And I might stall that conversation. I might have to evade it. Because I don’t want to tell my five year old that large parts of the world failed us. I don’t want to make them sad, I don’t want…
I never thought I’d say these things, explain, show, gently, as gently as is possible, tell them that while people banded together and helped, and there are heroes in every corner… that those we are supposed to be able to trust did nothing.
They did nothing.
I used my long sleeves to touch public surfaces long before Corona.
But I didn’t freak out when a knuckle accidentally touched the shopping cart handle.
I didn’t use sanitation wipes on the self-scanner in the store, or on the cart handles and edges.
I didn’t use sanitation wipes to wipe down everything I bought that could be wiped down, every surface the bags had touched, the handles, the door handle, my keys.
I know the statistics, how many people wash their hands properly, how many different kinds of bacteria are on public surfaces.
I used to change my pants every time I came home long before this happened.
But I didn’t fold them and put them in a bag, I didn’t wash my hands afterwards, I didn’t…
There is so much I didn’t do.
So much I will do for the rest of my life.
I’m not scared for me. Not really. But I’m scared to be asymptomatic, accidentally spreading the virus to others, no matter who.
My touch couldn’t kill unless I was sick…
It can now.
There’s a very high chance that I’ve already had it. That week I was sick at the beginning of April or end of March. That sneezing and that cough were similar, yet different, from any cold or flu I’ve ever had. It was both milder and harsher at the same time.
It doesn’t matter anymore. I was isolated, I stayed isolated afterwards, I was more careful.
And even if I have antibodies now, which might not help anyways, it doesn’t matter. I could still carry the virus.
And that scares me.
I don’t want to have to explain that fear to someone who is old enough to ask, but young enough that they shouldn’t be afraid.
I don’t want my children to think there’s nothing good in the world, and yet, right now… I have a difficult time seeing the good.
Everything else is so much bigger. The rising numbers, the restrictions, the laws. Everything is changing, and I have no idea where it’s headed.
Things won’t be the same, for good or ill, things will change. I have no idea where I’ll end up after all of this is over, if it’ll ever even be over.
Mom said something along those lines, she said they’re speculating that this won’t end, that we will have to learn to live with it. I don’t know how true that is, and for my own sanity I refuse to watch the news.
I go in, sometimes, just to check the registered cases and the death toll.
Instead I trust that mom will relay the news when we speak, or someone else I trust will mention something. I’ll verify, but the new articles and videos and interviews?
They grate on me, I hear the artificially cheery yet serious voice of the news anchor and I want to fling the remote at the TV and scream. I can’t stand it, I can’t read it or hear it or see it.

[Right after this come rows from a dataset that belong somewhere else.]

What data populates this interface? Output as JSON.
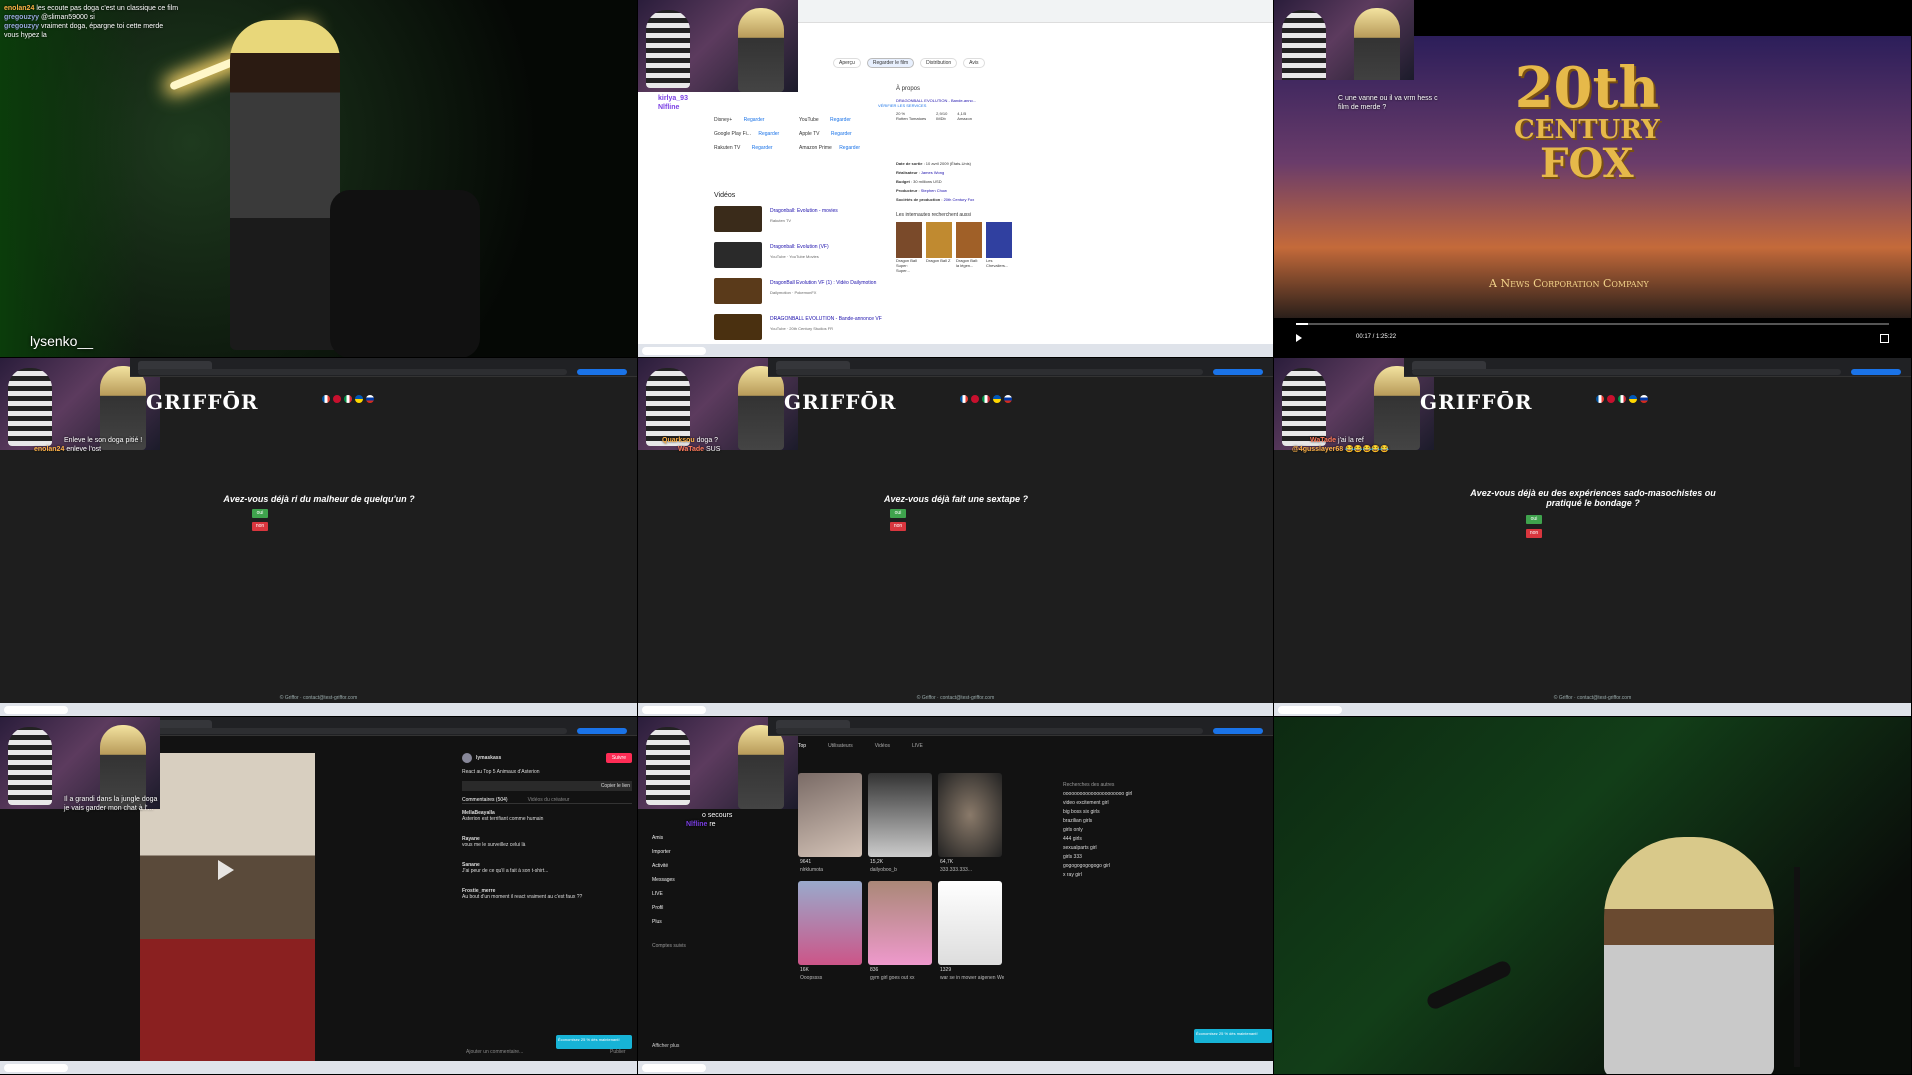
{
  "cells": {
    "c1": {
      "streamer_label": "lysenko__",
      "chat": [
        {
          "user": "enolan24",
          "msg": "les ecoute pas doga c'est un classique ce film"
        },
        {
          "user": "gregouzyy",
          "msg": "@sliman59000 si"
        },
        {
          "user": "gregouzyy",
          "msg": "vraiment doga, épargne toi cette merde"
        },
        {
          "user": "",
          "msg": "vous hypez la"
        }
      ]
    },
    "c2": {
      "tabs": [
        "Aperçu",
        "Regarder le film",
        "Distribution",
        "Avis"
      ],
      "chat": [
        {
          "user": "kirlya_93",
          "msg": ""
        },
        {
          "user": "Nlfline",
          "msg": ""
        }
      ],
      "services": [
        {
          "name": "Disney+",
          "action": "Regarder"
        },
        {
          "name": "YouTube",
          "action": "Regarder"
        },
        {
          "name": "Google Play Fi...",
          "action": "Regarder"
        },
        {
          "name": "Apple TV",
          "action": "Regarder"
        },
        {
          "name": "Rakuten TV",
          "action": "Regarder"
        },
        {
          "name": "Amazon Prime",
          "action": "Regarder"
        }
      ],
      "verify_link": "VÉRIFIER LES SERVICES",
      "videos_heading": "Vidéos",
      "videos": [
        {
          "title": "Dragonball: Evolution - movies",
          "source": "Rakuten TV"
        },
        {
          "title": "Dragonball: Evolution (VF)",
          "source": "YouTube · YouTube Movies"
        },
        {
          "title": "DragonBall Evolution VF (1) : Vidéo Dailymotion",
          "source": "Dailymotion · PokemonFX"
        },
        {
          "title": "DRAGONBALL EVOLUTION - Bande-annonce VF",
          "source": "YouTube · 20th Century Studios FR"
        }
      ],
      "about_heading": "À propos",
      "about_title": "DRAGONBALL EVOLUTION - Bande-anno...",
      "ratings": [
        {
          "value": "20 %",
          "source": "Rotten Tomatoes"
        },
        {
          "value": "2,9/10",
          "source": "IMDb"
        },
        {
          "value": "4,1/5",
          "source": "Amazon"
        }
      ],
      "details": [
        {
          "k": "Date de sortie",
          "v": "10 avril 2009 (États-Unis)"
        },
        {
          "k": "Réalisateur",
          "v": "James Wong"
        },
        {
          "k": "Budget",
          "v": "30 millions USD"
        },
        {
          "k": "Producteur",
          "v": "Stephen Chow"
        },
        {
          "k": "Sociétés de production",
          "v": "20th Century Fox"
        }
      ],
      "also_search": "Les internautes recherchent aussi",
      "also_items": [
        "Dragon Ball Super: Super...",
        "Dragon Ball Z",
        "Dragon Ball: la légen...",
        "Les Chevaliers..."
      ]
    },
    "c3": {
      "chat": [
        {
          "user": "",
          "msg": "C une vanne ou il va vrm hess c film de merde ?"
        }
      ],
      "logo_line1": "20th",
      "logo_line2": "CENTURY",
      "logo_line3": "FOX",
      "tagline": "A News Corporation Company",
      "time": "00:17 / 1:25:22"
    },
    "c4": {
      "logo": "GRIFFŌR",
      "chat": [
        {
          "user": "",
          "msg": "Enleve le son doga pitié !"
        },
        {
          "user": "enolan24",
          "msg": "enleve l'ost"
        }
      ],
      "question": "Avez-vous déjà ri du malheur de quelqu'un ?",
      "yes": "oui",
      "no": "non",
      "footer": "© Griffor · contact@test-griffor.com"
    },
    "c5": {
      "logo": "GRIFFŌR",
      "chat": [
        {
          "user": "Quarksou",
          "msg": "doga ?"
        },
        {
          "user": "WaTade",
          "msg": "SUS"
        }
      ],
      "question": "Avez-vous déjà fait une sextape ?",
      "yes": "oui",
      "no": "non",
      "footer": "© Griffor · contact@test-griffor.com"
    },
    "c6": {
      "logo": "GRIFFŌR",
      "chat": [
        {
          "user": "WaTade",
          "msg": "j'ai la ref"
        },
        {
          "user": "@4gusslayer68",
          "msg": "😂😂😂😂😂"
        }
      ],
      "question_line1": "Avez-vous déjà eu des expériences sado-masochistes ou",
      "question_line2": "pratiqué le bondage ?",
      "yes": "oui",
      "no": "non",
      "footer": "© Griffor · contact@test-griffor.com"
    },
    "c7": {
      "chat": [
        {
          "user": "",
          "msg": "Il a grandi dans la jungle doga"
        },
        {
          "user": "",
          "msg": "je vais garder mon chat à l'..."
        }
      ],
      "author": "lymaskass",
      "follow": "Suivre",
      "caption": "React au Top 5 Animaux d'Asterion",
      "comments_tab": "Commentaires (504)",
      "creator_tab": "Vidéos du créateur",
      "copy_link": "Copier le lien",
      "comments": [
        {
          "user": "MellaBeayalla",
          "text": "Asterion est terrifiant comme humain"
        },
        {
          "user": "Rayane",
          "text": "vous me le surveillez celui là"
        },
        {
          "user": "Sanane",
          "text": "J'ai peur de ce qu'il a fait à son t-shirt..."
        },
        {
          "user": "Frostie_merre",
          "text": "Au bout d'un moment il react vraiment au c'est faux ??"
        }
      ],
      "add_comment": "Ajouter un commentaire...",
      "post": "Publier",
      "promo": "Économisez 25 % dès maintenant!"
    },
    "c8": {
      "chat": [
        {
          "user": "",
          "msg": "o secours"
        },
        {
          "user": "Nlfline",
          "msg": "re"
        }
      ],
      "tabs": [
        "Top",
        "Utilisateurs",
        "Vidéos",
        "LIVE"
      ],
      "sidebar": [
        "Amis",
        "Importer",
        "Activité",
        "Messages",
        "LIVE",
        "Profil",
        "Plus"
      ],
      "following_heading": "Comptes suivis",
      "show_more": "Afficher plus",
      "results": [
        {
          "user": "nlrklumota",
          "likes": "9641"
        },
        {
          "user": "dailyoboo_b",
          "likes": "15,2K"
        },
        {
          "user": "333.333.333...",
          "likes": "64,7K"
        },
        {
          "user": "Ooopssss",
          "likes": "16K"
        },
        {
          "user": "gym girl goes out xx",
          "likes": "836"
        },
        {
          "user": "war se in mower aigenen We...",
          "likes": "1329"
        }
      ],
      "related_heading": "Recherches des autres",
      "related": [
        "oooooooooooooooooooooo girl",
        "video excitement girl",
        "big boss six girls",
        "brazilian girls",
        "girls only",
        "444 girls",
        "sexualparts girl",
        "girls 333",
        "gogogogogogogo girl",
        "x ray girl"
      ],
      "promo": "Économisez 25 % dès maintenant!"
    },
    "c9": {}
  },
  "colors": {
    "oui": "#3fa34d",
    "non": "#d9363e",
    "accent": "#1a73e8"
  }
}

I’m grateful every day for my loneliness now, for the isolation, because I don’t want my friends to see me like this, harried, questioning the world, absolutely losing it at random moments.
I’m the calm one, the sensible one.
It’s not so calm or sensible to be terrified of shattering that illusion. But I can’t let them see me now. So at least I can be alone, thinking about all of these things.
Will this ever end?
What will I have to tell my children?
Which loved one will die before it’s over?
Am I going to survive?
I don’t know. There’s so much I don’t know. And so much I don’t want to find out, because sometimes ignorance truly is bliss, and I’ll try to keep that for as long as I can.
I both hate and love that decision.
It’s getting worse by the day.